▶ _Task details_:
Where in the listing does the word "data" appear? Report each line that holds it.

● ● ● ● ●

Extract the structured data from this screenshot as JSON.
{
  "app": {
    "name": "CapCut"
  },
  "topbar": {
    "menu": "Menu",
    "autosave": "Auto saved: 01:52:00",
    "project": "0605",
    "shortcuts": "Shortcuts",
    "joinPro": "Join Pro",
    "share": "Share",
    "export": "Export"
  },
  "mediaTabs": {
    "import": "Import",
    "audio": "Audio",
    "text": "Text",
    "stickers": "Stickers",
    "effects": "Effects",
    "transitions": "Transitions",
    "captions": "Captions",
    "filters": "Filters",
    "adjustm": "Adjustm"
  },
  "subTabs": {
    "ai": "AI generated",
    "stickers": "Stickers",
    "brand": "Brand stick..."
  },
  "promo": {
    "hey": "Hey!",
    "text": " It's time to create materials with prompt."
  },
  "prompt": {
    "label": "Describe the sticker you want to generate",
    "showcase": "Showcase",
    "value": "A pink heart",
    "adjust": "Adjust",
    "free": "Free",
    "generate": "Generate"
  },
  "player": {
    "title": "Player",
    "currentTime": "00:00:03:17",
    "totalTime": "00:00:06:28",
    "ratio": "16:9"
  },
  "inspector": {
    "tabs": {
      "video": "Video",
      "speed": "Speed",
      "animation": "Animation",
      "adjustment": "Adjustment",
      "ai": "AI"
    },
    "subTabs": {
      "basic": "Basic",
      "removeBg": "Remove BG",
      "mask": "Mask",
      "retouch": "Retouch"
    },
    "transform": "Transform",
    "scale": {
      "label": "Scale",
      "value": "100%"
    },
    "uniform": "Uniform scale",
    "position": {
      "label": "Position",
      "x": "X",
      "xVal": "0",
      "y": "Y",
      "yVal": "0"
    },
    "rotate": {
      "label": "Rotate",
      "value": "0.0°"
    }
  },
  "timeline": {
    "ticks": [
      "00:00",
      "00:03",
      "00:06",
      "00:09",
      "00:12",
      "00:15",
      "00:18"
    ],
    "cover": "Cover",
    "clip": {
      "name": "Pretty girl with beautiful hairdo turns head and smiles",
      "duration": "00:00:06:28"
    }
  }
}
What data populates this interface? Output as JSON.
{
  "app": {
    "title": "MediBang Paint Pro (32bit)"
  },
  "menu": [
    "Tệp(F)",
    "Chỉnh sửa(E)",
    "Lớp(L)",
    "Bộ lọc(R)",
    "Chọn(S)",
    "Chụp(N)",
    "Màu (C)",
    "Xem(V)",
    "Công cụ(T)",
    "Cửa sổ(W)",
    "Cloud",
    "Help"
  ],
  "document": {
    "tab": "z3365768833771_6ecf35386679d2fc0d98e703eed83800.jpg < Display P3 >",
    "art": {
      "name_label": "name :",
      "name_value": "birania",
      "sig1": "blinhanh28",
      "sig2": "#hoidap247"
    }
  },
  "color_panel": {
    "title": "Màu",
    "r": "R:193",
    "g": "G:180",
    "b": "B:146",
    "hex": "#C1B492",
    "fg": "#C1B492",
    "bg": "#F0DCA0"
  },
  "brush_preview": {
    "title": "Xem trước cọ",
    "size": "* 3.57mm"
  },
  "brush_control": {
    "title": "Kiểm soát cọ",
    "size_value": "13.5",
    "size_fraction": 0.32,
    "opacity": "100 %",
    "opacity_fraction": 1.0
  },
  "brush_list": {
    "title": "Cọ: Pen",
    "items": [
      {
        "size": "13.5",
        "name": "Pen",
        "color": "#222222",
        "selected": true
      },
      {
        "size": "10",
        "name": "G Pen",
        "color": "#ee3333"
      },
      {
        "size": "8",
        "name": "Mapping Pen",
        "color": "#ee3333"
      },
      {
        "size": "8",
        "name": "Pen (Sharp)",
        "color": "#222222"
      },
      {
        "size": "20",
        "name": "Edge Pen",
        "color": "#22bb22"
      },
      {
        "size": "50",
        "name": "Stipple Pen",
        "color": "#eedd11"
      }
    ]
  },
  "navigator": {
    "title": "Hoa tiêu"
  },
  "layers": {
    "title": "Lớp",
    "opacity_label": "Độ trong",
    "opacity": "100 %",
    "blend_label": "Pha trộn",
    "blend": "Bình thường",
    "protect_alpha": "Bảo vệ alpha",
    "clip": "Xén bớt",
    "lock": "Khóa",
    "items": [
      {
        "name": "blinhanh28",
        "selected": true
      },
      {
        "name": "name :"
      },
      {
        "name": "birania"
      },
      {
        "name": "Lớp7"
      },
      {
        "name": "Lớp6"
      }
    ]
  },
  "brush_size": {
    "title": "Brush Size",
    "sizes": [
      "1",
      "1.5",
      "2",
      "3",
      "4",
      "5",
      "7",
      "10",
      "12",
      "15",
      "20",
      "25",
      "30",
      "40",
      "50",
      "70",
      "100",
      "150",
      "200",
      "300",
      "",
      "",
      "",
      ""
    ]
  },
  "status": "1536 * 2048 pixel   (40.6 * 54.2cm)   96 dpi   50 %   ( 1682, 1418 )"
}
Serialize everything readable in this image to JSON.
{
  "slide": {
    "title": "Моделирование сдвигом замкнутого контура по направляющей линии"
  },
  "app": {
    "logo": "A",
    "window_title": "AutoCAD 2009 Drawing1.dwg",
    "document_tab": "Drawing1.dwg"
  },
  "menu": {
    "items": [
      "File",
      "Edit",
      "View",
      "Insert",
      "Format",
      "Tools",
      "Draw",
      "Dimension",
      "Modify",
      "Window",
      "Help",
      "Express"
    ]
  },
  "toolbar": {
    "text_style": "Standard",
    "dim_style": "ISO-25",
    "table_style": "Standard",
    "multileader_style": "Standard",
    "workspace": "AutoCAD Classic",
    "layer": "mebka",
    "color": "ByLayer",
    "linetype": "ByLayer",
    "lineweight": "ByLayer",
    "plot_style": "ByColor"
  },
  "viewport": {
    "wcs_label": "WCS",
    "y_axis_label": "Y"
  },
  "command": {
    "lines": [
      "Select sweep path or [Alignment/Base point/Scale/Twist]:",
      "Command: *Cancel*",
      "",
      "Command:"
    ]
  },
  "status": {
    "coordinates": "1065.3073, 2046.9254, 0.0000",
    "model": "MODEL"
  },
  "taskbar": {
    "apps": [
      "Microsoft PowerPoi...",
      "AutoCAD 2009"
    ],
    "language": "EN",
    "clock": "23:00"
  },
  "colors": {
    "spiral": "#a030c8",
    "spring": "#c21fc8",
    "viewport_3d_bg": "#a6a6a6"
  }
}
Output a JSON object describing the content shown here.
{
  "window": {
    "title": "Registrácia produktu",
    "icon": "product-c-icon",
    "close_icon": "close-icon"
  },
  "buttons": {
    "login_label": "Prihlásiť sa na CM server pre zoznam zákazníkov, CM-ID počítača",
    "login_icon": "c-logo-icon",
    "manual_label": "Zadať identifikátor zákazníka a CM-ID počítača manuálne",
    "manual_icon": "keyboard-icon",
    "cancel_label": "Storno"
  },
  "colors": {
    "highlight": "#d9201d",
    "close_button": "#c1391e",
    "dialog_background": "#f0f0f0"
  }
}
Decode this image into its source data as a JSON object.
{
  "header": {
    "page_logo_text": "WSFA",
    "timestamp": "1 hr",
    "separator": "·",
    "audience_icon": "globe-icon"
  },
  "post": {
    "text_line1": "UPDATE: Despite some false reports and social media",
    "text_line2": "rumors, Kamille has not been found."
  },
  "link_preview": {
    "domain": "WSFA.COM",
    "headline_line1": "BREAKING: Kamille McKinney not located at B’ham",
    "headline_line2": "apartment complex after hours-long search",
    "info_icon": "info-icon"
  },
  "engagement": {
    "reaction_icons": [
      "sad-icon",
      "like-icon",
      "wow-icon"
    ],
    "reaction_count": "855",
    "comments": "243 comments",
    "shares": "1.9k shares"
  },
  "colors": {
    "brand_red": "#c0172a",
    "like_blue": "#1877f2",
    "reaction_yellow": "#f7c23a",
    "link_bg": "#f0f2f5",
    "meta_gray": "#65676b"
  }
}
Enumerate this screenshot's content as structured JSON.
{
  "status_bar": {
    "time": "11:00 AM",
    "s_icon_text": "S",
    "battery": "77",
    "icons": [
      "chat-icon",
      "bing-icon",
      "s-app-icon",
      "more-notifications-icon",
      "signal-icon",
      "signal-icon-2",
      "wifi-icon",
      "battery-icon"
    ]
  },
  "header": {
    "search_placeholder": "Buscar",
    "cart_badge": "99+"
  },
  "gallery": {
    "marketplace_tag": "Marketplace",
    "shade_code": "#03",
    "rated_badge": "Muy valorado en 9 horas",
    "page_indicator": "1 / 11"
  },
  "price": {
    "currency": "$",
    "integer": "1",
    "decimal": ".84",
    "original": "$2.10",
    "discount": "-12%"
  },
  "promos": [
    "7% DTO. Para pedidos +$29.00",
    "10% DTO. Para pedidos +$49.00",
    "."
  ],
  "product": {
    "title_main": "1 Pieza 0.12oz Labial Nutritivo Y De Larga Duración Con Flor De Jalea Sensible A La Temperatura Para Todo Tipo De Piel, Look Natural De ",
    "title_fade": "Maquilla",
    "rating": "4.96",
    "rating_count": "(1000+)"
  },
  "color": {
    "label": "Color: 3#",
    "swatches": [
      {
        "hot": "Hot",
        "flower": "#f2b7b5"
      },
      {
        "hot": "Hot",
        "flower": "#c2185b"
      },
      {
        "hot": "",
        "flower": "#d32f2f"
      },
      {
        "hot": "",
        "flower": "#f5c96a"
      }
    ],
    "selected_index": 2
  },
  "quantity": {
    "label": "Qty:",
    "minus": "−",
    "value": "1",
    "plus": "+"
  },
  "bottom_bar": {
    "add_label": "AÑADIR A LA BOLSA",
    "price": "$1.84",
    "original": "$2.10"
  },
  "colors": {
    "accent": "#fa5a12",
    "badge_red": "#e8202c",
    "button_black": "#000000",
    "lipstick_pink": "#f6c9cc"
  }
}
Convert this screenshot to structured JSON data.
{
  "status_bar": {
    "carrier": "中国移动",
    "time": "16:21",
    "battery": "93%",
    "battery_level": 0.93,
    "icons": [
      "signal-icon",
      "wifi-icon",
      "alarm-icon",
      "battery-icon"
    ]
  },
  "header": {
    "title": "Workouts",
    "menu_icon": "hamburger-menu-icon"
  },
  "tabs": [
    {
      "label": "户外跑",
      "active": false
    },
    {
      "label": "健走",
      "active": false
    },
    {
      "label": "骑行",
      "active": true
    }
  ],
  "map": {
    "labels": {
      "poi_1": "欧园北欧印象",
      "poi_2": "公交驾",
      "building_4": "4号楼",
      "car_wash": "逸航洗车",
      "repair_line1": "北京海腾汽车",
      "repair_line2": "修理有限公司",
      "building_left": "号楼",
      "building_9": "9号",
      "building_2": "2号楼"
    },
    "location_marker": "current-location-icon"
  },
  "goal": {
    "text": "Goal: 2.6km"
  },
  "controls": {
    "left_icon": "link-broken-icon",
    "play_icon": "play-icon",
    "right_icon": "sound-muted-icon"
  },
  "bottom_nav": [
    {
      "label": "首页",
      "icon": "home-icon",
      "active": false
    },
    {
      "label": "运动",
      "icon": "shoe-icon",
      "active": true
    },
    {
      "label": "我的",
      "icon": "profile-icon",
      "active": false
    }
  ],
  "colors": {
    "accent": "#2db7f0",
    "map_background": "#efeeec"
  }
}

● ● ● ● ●

▶ _Expected answer_:
Extract the structured data from this screenshot as JSON.
What data populates this interface? Output as JSON.
Decode this image into its source data as a JSON object.
Convert this screenshot to structured JSON data.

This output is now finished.